An autopsy was not able to determine when the two had died, nor explain the discrepancy in their states of decomposition, but the coroner would come to the conclusion that they had died of exposure out in the cold after having fallen into that ditch. This seemed odd for several reasons. One was that authorities were adamant that the bodies could not have been there for three months without being discovered, and there was also a tuft of Ruby’s hair found nearby that also seemed unlikely to have been there so long. The idea was that the two had died somewhere else and had been dumped there, which is when the hair could have fallen out. Charles Mix County Sheriff's Department Bill Youngstrom would say of it:
Death by exposure is like they froze to death. I cannot actually buy that. They may have frozen to death. But they didn’t freeze to death at that ditch.
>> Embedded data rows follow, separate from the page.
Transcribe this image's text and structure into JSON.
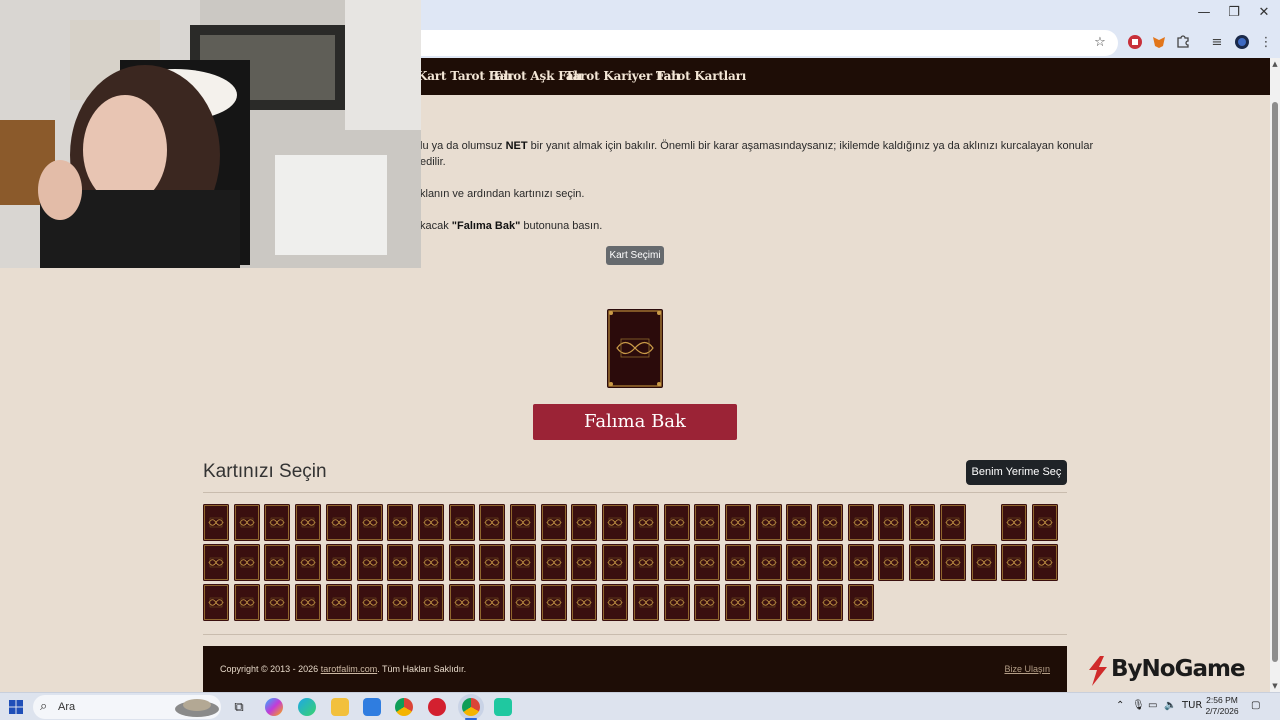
{
  "nav": {
    "links": [
      "Kart Tarot Falı",
      "Tarot Aşk Falı",
      "Tarot Kariyer Falı",
      "Tarot Kartları"
    ]
  },
  "intro": {
    "line1_prefix": "lu ya da olumsuz ",
    "line1_bold": "NET",
    "line1_suffix": " bir yanıt almak için bakılır. Önemli bir karar aşamasındaysanız; ikilemde kaldığınız ya da aklınızı kurcalayan konular",
    "line2": "edilir.",
    "line3": "klanın ve ardından kartınızı seçin.",
    "line4_prefix": "kacak ",
    "line4_bold": "\"Falıma Bak\"",
    "line4_suffix": " butonuna basın."
  },
  "buttons": {
    "kart_secimi": "Kart Seçimi",
    "falima_bak": "Falıma Bak",
    "benim_yerime": "Benim Yerime Seç"
  },
  "card_picker": {
    "title": "Kartınızı Seçin",
    "row_counts": [
      28,
      28,
      22
    ],
    "missing_slots": [
      {
        "row": 0,
        "col": 25
      }
    ]
  },
  "footer": {
    "copyright_prefix": "Copyright © 2013 - 2026 ",
    "copyright_link": "tarotfalim.com",
    "copyright_suffix": ". Tüm Hakları Saklıdır.",
    "contact": "Bize Ulaşın"
  },
  "overlay": {
    "brand": "ByNoGame"
  },
  "taskbar": {
    "search_placeholder": "Ara",
    "language": "TUR",
    "time": "2:56 PM",
    "date": "2/7/2026"
  },
  "colors": {
    "nav_bg": "#1e0d06",
    "page_bg": "#e8ddd1",
    "card_back": "#3a0f0f",
    "primary_button": "#9b2336",
    "dark_button": "#1f2327"
  },
  "icons": {
    "star": "bookmark-star-icon",
    "extensions": "puzzle-icon",
    "menu": "kebab-menu-icon"
  }
}
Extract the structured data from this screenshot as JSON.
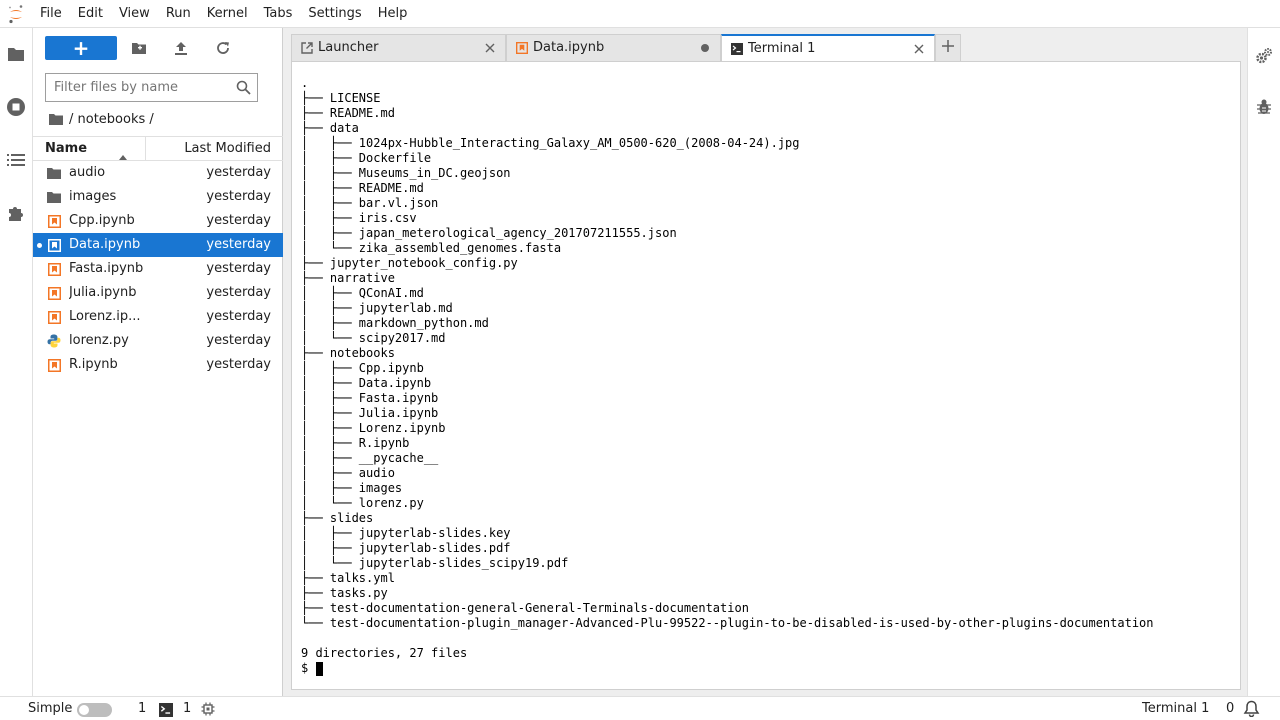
{
  "menu": {
    "items": [
      "File",
      "Edit",
      "View",
      "Run",
      "Kernel",
      "Tabs",
      "Settings",
      "Help"
    ]
  },
  "filebrowser": {
    "new_label": "+",
    "search_placeholder": "Filter files by name",
    "breadcrumb": "/ notebooks /",
    "header_name": "Name",
    "header_modified": "Last Modified",
    "files": [
      {
        "name": "audio",
        "modified": "yesterday",
        "type": "folder"
      },
      {
        "name": "images",
        "modified": "yesterday",
        "type": "folder"
      },
      {
        "name": "Cpp.ipynb",
        "modified": "yesterday",
        "type": "notebook"
      },
      {
        "name": "Data.ipynb",
        "modified": "yesterday",
        "type": "notebook"
      },
      {
        "name": "Fasta.ipynb",
        "modified": "yesterday",
        "type": "notebook"
      },
      {
        "name": "Julia.ipynb",
        "modified": "yesterday",
        "type": "notebook"
      },
      {
        "name": "Lorenz.ip...",
        "modified": "yesterday",
        "type": "notebook"
      },
      {
        "name": "lorenz.py",
        "modified": "yesterday",
        "type": "python"
      },
      {
        "name": "R.ipynb",
        "modified": "yesterday",
        "type": "notebook"
      }
    ]
  },
  "tabs": [
    {
      "label": "Launcher"
    },
    {
      "label": "Data.ipynb"
    },
    {
      "label": "Terminal 1"
    }
  ],
  "terminal": {
    "lines": [
      ".",
      "├── LICENSE",
      "├── README.md",
      "├── data",
      "│   ├── 1024px-Hubble_Interacting_Galaxy_AM_0500-620_(2008-04-24).jpg",
      "│   ├── Dockerfile",
      "│   ├── Museums_in_DC.geojson",
      "│   ├── README.md",
      "│   ├── bar.vl.json",
      "│   ├── iris.csv",
      "│   ├── japan_meterological_agency_201707211555.json",
      "│   └── zika_assembled_genomes.fasta",
      "├── jupyter_notebook_config.py",
      "├── narrative",
      "│   ├── QConAI.md",
      "│   ├── jupyterlab.md",
      "│   ├── markdown_python.md",
      "│   └── scipy2017.md",
      "├── notebooks",
      "│   ├── Cpp.ipynb",
      "│   ├── Data.ipynb",
      "│   ├── Fasta.ipynb",
      "│   ├── Julia.ipynb",
      "│   ├── Lorenz.ipynb",
      "│   ├── R.ipynb",
      "│   ├── __pycache__",
      "│   ├── audio",
      "│   ├── images",
      "│   └── lorenz.py",
      "├── slides",
      "│   ├── jupyterlab-slides.key",
      "│   ├── jupyterlab-slides.pdf",
      "│   └── jupyterlab-slides_scipy19.pdf",
      "├── talks.yml",
      "├── tasks.py",
      "├── test-documentation-general-General-Terminals-documentation",
      "└── test-documentation-plugin_manager-Advanced-Plu-99522--plugin-to-be-disabled-is-used-by-other-plugins-documentation",
      "",
      "9 directories, 27 files"
    ],
    "prompt": "$ "
  },
  "statusbar": {
    "simple_label": "Simple",
    "kernels_count": "1",
    "terminals_count": "1",
    "active_label": "Terminal 1",
    "notifications_count": "0"
  },
  "colors": {
    "accent": "#1976d2",
    "notebook_icon": "#f37626"
  }
}
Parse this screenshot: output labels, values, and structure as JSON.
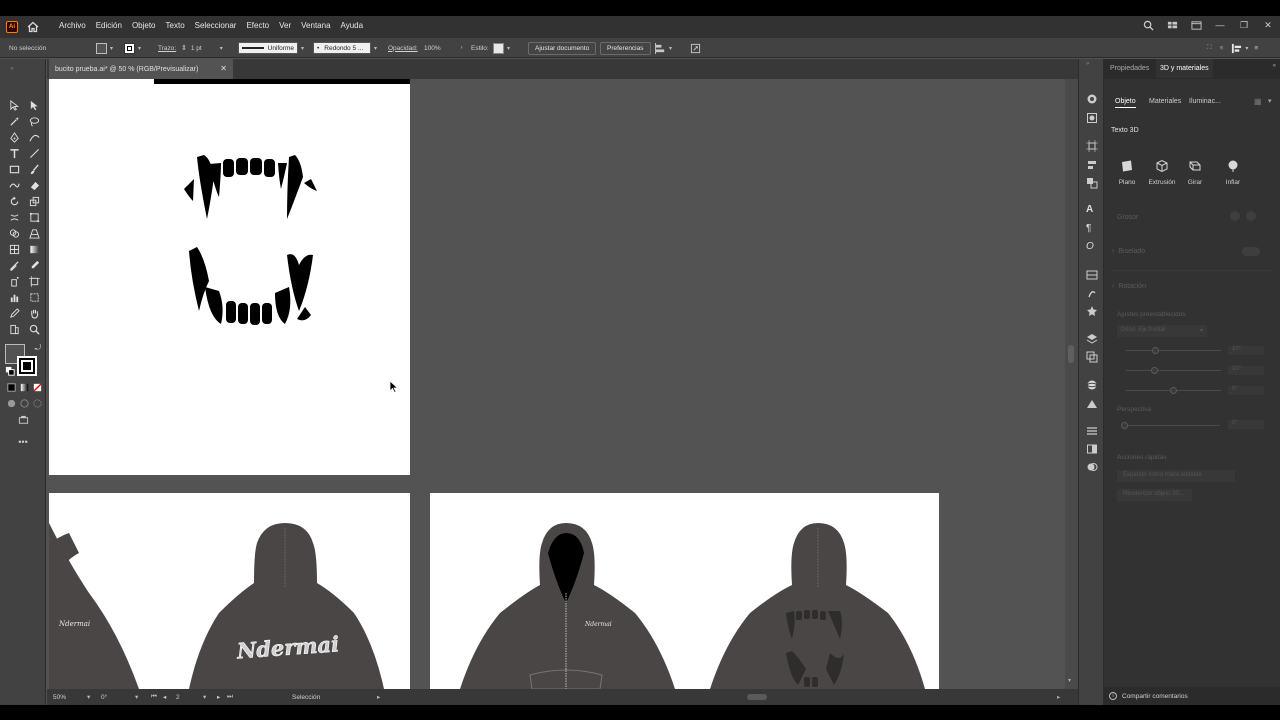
{
  "menu": {
    "items": [
      "Archivo",
      "Edición",
      "Objeto",
      "Texto",
      "Seleccionar",
      "Efecto",
      "Ver",
      "Ventana",
      "Ayuda"
    ]
  },
  "control_bar": {
    "selection": "No selección",
    "stroke_label": "Trazo:",
    "stroke_weight": "1 pt",
    "stroke_profile": "Uniforme",
    "brush": "Redondo 5 ...",
    "opacity_label": "Opacidad:",
    "opacity_value": "100%",
    "style_label": "Estilo:",
    "fit_document": "Ajustar documento",
    "preferences": "Preferencias"
  },
  "document": {
    "tab_title": "bucito prueba.ai* @ 50 % (RGB/Previsualizar)"
  },
  "status": {
    "zoom": "50%",
    "rotation": "0°",
    "artboard": "2",
    "tool": "Selección"
  },
  "artwork": {
    "hoodie_text": "Ndermai"
  },
  "panel": {
    "tabs": [
      "Propiedades",
      "3D y materiales"
    ],
    "subtabs": [
      "Objeto",
      "Materiales",
      "Iluminac..."
    ],
    "section_title": "Texto 3D",
    "shapes": [
      "Plano",
      "Extrusión",
      "Girar",
      "Inflar"
    ],
    "faded_labels": {
      "depth": "Grosor",
      "bevel": "Biselado",
      "rotation": "Rotación",
      "presets": "Ajustes preestablecidos",
      "preset_value": "Desd. Eje frontal",
      "x_value": "10°",
      "y_value": "10°",
      "z_value": "0°",
      "perspective": "Perspectiva",
      "perspective_value": "0°",
      "quick_actions": "Acciones rápidas",
      "action_1": "Expandir como malla editable",
      "action_2": "Renderizar objeto 3D..."
    },
    "share": "Compartir comentarios"
  },
  "colors": {
    "app_bg": "#535353",
    "panel_bg": "#323232",
    "accent_logo": "#ff9a00",
    "hoodie_gray": "#4a4646"
  }
}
It’s impossible that they could have been there the entire three months. I myself personally walked that ditch several times during that period. I’ve gotten written affidavits from people that’s also watched, walked it, people that have nothing to do with the case. They couldn’t have been there. They couldn’t have been missed. We also found a tuft of hair alongside the road. This hair was later determined by the forensic laboratory to belong to Ruby Bruguier. That hair couldn’t have stayed there for three months. In my opinion, it was when whoever brought the bodies back to the ditch, that’s when that piece of hair fell off of Ruby. They had to die someplace else. Somebody had to come and put them back in there again, to make it look like that’s where they died.
After the discovery of the bodies, several other leads came in. One was a witness who claimed to have seen Arnold and Ruby getting into a car shortly after the accident, and another insisted they had seen Ruby in nearby Wagner, South Dakota, on January 20, over a month after the accident. Still other witnesses corroborated that Arnold had been at a New Year’s party several weeks after his disappearance, but this still could not be confirmed, and the two people who he had allegedly been seen with at the party claimed that they had stayed home that evening. What was going on here?
The authorities would eventually close their investigation of the case in 1999, having found no evidence of foul play, and so it has remained a case of death by exposure, but there are plenty of unanswered questions and oddities surrounding it all. Why did Arnold and Ruby abandon Tracy at the scene of the accident like that without calling for help? Where did they go? How is it that their bodies were found three months later in a well searched area? What happened to Ruby's shoes and glasses, and how do we explain the difference in the rate of decomposition on the corpses? What were those keys in Arnold's pocket for? What happened here? Since the case is officially closed it seems we may never get the answers to any of these, and it remains stuck in the realm of mystery and speculation.